=== WHAT THIS TASK INVOLVES ===
Where a line below has the string "annotation" in it, include it in the count, and give that count alone.
☆ ☆ ☆ ☆ ☆ ☆ ☆
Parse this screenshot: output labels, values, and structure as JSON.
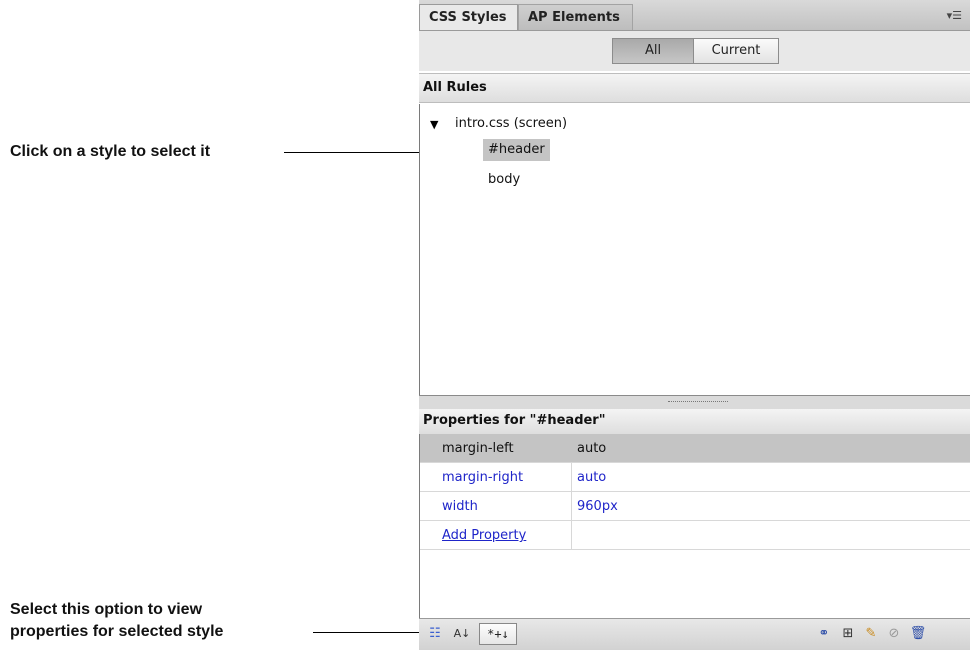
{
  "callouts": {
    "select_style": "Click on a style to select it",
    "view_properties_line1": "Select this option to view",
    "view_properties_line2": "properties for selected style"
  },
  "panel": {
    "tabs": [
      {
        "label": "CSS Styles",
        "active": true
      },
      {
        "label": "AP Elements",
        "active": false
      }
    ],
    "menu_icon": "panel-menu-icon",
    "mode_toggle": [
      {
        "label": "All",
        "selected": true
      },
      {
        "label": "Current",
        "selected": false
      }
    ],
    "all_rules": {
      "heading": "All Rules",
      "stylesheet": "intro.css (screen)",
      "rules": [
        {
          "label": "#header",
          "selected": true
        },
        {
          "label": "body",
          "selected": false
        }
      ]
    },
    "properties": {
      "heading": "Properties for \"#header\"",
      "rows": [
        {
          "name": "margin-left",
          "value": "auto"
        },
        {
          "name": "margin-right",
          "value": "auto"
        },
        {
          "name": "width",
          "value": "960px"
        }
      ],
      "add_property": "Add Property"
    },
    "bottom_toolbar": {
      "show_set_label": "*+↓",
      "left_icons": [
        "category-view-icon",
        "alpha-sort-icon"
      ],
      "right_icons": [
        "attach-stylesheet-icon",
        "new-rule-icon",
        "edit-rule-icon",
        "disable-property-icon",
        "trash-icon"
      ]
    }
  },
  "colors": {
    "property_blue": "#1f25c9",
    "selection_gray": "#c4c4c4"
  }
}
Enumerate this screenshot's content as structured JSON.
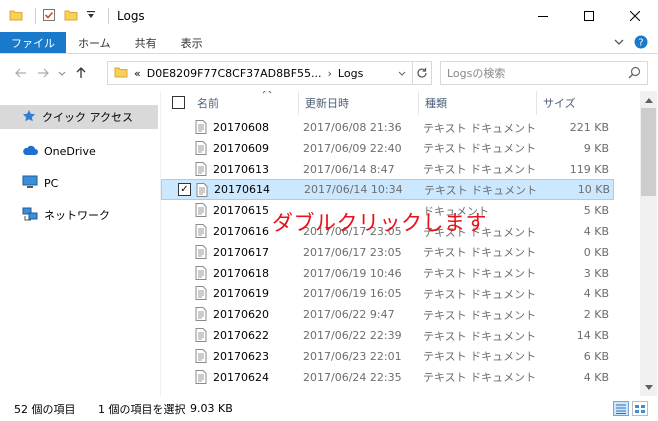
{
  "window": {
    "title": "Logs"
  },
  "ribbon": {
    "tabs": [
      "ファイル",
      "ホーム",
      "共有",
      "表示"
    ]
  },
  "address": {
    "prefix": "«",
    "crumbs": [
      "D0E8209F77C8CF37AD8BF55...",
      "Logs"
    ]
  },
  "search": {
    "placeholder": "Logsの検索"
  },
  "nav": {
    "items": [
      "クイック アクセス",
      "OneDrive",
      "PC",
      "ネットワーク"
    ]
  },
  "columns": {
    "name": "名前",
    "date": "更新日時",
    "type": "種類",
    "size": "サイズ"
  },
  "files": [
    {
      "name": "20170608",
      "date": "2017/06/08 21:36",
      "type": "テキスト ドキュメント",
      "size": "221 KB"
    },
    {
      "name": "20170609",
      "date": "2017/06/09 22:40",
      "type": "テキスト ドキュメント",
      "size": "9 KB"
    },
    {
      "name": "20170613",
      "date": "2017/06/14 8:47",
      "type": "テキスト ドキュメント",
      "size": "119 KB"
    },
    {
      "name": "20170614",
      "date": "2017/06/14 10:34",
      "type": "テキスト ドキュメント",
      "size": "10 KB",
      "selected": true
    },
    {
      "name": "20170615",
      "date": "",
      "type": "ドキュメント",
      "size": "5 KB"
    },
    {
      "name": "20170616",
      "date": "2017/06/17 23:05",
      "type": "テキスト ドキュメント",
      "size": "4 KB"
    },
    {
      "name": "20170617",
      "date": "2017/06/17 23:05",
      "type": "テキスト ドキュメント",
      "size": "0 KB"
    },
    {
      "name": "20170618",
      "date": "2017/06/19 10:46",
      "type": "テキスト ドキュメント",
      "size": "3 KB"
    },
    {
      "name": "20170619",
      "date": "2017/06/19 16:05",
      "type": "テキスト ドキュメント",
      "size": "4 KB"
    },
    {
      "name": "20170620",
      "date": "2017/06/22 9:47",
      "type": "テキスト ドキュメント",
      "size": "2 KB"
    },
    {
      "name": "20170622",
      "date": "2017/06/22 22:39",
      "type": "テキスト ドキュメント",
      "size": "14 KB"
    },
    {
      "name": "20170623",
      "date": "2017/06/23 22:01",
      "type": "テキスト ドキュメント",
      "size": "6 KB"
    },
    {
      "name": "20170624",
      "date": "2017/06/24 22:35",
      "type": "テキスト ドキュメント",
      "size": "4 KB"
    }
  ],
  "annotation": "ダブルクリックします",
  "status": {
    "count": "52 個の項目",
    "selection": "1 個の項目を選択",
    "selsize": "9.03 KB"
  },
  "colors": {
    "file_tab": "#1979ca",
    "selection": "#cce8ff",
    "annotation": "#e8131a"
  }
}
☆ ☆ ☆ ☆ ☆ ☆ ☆
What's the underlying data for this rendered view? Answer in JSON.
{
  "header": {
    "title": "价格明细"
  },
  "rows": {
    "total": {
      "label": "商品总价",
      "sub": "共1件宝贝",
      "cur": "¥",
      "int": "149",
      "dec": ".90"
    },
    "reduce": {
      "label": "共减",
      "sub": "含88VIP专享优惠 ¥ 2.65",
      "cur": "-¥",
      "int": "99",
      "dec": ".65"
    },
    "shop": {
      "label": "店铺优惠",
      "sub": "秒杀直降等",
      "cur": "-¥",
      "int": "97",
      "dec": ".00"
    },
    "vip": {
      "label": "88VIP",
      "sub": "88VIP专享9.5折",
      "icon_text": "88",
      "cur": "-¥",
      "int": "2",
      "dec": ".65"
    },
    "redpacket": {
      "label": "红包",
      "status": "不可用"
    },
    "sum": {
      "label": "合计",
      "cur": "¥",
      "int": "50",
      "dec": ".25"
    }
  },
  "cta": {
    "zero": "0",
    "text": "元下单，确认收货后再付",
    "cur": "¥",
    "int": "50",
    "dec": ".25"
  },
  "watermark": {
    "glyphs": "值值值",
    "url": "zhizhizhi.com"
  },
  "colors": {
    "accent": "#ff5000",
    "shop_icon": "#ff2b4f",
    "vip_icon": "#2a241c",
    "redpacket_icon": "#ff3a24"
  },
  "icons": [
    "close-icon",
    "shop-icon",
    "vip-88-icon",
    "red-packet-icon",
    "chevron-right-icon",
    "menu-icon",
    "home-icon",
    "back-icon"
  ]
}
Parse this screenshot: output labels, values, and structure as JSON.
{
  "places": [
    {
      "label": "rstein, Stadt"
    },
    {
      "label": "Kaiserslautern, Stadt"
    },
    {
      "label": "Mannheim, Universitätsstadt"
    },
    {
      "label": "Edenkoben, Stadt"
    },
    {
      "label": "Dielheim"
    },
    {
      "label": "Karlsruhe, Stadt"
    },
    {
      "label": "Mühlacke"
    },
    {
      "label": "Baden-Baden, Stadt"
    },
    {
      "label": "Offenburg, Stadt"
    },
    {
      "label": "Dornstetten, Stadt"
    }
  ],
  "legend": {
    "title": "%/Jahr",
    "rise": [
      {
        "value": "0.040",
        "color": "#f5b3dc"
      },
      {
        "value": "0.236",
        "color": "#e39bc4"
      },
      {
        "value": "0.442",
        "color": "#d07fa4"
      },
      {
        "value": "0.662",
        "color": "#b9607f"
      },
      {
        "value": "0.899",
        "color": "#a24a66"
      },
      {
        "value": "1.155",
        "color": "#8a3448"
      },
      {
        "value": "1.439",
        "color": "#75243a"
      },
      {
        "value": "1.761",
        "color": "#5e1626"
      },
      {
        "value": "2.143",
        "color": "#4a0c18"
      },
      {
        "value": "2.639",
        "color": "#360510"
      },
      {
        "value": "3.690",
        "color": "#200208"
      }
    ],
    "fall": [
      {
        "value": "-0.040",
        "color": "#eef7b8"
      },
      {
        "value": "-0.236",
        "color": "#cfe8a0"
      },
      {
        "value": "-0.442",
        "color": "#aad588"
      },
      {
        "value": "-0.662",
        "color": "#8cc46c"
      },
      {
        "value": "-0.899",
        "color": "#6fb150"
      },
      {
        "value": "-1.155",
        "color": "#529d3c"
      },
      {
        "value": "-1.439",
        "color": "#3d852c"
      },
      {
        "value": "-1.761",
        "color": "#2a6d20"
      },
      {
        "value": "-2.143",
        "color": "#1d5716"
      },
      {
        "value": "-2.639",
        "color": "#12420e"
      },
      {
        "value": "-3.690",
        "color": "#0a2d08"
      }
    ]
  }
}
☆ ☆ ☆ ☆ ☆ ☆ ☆
=== RESPONSE FOR THIS EXERCISE ===
2